→ **What you are asked to do**: Extract every line of the material that holds the string "COMMUNICATIONS".

──────

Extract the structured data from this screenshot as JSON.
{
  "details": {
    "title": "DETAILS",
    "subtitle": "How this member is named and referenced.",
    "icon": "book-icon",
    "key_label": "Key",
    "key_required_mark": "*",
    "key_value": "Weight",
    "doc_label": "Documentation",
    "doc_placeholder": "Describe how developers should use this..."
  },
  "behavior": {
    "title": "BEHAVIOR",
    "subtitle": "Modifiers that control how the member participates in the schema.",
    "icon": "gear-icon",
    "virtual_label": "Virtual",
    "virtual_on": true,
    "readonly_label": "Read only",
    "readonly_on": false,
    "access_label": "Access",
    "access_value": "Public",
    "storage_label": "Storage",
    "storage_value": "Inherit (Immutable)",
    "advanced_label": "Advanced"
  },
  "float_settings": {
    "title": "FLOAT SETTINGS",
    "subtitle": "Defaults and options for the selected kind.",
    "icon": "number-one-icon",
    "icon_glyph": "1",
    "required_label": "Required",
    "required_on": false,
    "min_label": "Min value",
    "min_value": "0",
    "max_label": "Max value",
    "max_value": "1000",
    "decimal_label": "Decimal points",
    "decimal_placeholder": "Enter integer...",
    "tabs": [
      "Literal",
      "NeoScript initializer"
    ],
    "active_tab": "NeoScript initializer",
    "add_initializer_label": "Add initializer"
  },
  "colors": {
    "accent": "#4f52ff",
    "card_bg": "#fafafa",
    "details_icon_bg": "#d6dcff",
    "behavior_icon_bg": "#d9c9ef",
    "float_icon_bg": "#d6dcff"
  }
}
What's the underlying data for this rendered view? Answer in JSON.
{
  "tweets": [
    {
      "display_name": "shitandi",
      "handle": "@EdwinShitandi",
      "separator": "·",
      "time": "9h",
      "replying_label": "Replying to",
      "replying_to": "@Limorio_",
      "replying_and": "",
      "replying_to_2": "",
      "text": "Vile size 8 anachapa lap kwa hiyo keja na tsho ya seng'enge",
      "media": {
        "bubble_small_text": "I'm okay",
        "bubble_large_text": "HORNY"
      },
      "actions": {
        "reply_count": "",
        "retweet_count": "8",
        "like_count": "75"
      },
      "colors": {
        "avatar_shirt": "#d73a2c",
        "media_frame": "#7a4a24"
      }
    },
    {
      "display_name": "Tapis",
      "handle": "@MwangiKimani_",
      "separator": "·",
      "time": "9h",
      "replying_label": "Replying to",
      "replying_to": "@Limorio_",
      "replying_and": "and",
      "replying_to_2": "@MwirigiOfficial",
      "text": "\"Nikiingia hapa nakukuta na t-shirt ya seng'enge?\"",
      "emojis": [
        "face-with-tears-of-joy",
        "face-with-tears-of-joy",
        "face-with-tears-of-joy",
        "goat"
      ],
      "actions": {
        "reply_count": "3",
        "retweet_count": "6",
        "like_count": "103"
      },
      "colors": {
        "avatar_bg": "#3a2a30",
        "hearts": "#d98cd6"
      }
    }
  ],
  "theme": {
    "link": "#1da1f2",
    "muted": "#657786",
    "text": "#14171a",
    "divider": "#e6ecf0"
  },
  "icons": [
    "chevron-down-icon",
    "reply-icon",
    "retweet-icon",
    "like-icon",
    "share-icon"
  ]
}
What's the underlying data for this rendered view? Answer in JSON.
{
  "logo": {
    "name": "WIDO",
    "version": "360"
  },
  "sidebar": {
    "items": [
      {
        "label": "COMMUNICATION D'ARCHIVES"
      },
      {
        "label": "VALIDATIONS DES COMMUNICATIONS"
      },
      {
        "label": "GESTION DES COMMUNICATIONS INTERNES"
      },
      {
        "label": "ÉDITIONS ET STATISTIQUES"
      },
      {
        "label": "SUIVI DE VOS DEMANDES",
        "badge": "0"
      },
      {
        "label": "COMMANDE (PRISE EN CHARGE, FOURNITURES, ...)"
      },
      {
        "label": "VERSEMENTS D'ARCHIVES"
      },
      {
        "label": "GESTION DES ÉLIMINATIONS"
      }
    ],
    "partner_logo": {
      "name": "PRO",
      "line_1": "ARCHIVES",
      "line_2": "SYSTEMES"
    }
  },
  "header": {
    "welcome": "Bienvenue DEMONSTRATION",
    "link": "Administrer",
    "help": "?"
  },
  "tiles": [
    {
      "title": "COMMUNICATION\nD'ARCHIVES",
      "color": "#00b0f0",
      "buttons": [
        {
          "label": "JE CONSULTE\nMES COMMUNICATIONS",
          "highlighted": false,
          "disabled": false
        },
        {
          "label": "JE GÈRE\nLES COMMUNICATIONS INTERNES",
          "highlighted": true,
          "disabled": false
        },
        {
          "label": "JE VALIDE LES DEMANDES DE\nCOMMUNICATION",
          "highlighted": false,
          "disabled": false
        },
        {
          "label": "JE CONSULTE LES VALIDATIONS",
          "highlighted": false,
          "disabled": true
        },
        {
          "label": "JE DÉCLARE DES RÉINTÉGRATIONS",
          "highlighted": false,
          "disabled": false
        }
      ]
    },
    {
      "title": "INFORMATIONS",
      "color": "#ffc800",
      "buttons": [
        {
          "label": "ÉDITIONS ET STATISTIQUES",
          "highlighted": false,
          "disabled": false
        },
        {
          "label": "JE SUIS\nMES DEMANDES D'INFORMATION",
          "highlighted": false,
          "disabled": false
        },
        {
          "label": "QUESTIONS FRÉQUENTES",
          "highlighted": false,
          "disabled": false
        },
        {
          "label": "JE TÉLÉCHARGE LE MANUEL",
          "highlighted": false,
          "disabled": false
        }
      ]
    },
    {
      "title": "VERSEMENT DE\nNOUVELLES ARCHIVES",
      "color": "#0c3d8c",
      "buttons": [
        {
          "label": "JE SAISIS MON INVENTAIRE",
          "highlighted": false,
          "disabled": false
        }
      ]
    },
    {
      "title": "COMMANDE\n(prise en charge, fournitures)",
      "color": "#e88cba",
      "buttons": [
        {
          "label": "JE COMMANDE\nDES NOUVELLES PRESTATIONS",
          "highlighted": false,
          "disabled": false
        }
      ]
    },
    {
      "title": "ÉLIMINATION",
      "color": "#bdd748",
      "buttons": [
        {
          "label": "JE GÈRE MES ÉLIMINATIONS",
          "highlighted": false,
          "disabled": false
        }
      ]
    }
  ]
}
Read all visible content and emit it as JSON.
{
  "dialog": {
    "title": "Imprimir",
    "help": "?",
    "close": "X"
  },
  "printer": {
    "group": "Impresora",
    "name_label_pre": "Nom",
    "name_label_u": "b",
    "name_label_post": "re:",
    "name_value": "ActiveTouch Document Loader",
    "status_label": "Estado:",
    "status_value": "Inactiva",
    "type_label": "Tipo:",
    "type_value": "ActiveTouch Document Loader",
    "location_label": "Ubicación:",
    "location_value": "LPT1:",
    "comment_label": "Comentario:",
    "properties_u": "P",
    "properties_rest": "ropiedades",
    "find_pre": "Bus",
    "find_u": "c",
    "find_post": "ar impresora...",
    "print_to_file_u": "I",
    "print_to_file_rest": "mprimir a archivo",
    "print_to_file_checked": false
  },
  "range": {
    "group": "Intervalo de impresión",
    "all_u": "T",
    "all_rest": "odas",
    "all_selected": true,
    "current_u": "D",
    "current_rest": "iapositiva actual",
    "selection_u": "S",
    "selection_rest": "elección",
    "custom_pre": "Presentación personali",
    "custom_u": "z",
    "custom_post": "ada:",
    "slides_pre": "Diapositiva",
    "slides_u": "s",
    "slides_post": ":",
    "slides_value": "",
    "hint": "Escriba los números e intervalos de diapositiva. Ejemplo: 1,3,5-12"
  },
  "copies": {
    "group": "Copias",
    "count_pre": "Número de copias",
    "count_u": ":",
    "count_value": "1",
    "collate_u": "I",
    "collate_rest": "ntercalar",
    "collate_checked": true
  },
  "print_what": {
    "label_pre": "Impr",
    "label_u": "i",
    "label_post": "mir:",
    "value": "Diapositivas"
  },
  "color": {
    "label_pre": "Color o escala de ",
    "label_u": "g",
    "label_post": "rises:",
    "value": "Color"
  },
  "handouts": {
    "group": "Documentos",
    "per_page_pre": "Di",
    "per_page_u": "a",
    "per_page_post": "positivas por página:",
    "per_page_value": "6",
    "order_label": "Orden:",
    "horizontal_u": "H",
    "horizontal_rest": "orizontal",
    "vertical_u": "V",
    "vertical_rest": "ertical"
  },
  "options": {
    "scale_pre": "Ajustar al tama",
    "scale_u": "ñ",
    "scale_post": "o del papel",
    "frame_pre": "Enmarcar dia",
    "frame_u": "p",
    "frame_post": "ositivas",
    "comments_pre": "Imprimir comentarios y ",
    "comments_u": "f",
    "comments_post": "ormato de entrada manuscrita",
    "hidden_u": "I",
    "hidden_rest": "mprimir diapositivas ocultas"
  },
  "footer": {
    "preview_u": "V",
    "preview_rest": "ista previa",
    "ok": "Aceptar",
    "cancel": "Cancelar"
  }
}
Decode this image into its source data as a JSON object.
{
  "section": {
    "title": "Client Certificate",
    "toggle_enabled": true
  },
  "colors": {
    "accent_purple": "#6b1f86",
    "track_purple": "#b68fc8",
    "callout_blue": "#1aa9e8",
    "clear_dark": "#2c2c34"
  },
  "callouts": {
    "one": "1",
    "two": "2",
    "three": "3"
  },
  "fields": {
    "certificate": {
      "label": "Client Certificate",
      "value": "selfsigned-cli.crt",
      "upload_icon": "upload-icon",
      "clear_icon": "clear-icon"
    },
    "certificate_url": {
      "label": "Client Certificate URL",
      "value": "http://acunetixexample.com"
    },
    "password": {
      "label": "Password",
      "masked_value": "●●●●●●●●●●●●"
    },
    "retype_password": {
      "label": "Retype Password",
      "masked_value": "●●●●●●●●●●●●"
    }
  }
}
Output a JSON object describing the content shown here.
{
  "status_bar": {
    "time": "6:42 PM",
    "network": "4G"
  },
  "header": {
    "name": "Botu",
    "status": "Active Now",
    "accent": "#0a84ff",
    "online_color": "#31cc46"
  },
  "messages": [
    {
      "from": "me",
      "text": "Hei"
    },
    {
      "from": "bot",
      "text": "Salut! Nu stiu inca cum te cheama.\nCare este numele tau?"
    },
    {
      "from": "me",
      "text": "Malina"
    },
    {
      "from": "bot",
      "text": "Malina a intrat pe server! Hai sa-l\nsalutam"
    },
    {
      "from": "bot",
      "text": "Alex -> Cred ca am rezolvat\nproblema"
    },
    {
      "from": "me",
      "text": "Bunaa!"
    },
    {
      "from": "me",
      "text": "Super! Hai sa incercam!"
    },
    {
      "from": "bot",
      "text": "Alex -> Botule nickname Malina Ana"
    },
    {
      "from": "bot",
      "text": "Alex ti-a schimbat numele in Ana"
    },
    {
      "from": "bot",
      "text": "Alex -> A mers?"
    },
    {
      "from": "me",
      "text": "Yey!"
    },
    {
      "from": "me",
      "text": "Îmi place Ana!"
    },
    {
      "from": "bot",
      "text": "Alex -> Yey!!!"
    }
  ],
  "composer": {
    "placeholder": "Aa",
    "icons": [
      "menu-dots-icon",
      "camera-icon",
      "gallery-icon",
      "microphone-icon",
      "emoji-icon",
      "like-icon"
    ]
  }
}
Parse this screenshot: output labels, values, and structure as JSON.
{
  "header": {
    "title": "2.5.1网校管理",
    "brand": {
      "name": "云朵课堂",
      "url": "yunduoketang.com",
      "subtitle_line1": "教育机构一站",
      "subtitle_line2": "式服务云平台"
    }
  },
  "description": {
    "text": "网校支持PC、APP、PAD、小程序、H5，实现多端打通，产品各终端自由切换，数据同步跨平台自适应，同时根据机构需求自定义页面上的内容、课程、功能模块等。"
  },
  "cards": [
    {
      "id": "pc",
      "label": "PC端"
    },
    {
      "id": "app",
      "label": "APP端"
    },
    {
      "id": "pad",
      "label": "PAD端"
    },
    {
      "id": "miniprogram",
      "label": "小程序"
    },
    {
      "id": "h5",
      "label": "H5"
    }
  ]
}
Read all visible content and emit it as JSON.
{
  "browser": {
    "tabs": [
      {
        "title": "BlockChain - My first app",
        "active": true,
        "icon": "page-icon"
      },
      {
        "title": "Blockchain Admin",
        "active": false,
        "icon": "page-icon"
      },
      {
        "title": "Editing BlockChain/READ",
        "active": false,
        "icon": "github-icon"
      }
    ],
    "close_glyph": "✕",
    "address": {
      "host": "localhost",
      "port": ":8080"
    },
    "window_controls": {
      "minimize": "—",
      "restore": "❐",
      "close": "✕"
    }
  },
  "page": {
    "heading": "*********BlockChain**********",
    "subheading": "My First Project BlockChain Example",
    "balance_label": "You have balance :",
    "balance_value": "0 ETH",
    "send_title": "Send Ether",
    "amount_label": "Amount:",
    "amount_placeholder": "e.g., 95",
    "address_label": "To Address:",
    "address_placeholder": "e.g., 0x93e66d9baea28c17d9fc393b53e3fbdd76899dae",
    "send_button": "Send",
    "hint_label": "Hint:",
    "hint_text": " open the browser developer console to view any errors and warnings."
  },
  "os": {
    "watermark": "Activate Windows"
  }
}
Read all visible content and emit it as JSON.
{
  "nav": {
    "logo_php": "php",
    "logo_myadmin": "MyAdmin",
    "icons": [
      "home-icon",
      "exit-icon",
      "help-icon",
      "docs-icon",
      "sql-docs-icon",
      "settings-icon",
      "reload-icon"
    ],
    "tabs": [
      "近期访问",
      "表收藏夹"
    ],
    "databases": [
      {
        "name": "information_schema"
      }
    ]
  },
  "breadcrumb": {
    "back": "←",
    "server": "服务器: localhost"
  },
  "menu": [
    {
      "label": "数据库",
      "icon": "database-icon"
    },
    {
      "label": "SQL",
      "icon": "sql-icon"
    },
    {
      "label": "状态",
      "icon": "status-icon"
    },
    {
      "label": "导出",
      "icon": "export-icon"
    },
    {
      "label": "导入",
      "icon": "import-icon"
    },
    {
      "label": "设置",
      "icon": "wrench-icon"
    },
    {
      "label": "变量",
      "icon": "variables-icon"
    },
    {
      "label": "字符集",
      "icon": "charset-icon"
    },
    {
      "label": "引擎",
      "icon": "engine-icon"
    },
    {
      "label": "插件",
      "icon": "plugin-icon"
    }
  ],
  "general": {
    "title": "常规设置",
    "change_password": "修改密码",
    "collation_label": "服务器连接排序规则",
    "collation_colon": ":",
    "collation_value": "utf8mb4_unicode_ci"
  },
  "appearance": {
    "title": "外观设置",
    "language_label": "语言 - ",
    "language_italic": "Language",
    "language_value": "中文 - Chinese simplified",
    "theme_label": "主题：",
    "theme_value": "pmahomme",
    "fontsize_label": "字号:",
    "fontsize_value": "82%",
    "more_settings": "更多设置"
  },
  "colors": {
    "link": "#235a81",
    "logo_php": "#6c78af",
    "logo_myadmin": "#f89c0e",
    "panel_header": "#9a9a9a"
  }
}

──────

→ **The completed task**:
        "label": "VALIDATIONS DES COMMUNICATIONS"
        "label": "GESTION DES COMMUNICATIONS INTERNES"
          "label": "JE CONSULTE\nMES COMMUNICATIONS",
          "label": "JE GÈRE\nLES COMMUNICATIONS INTERNES",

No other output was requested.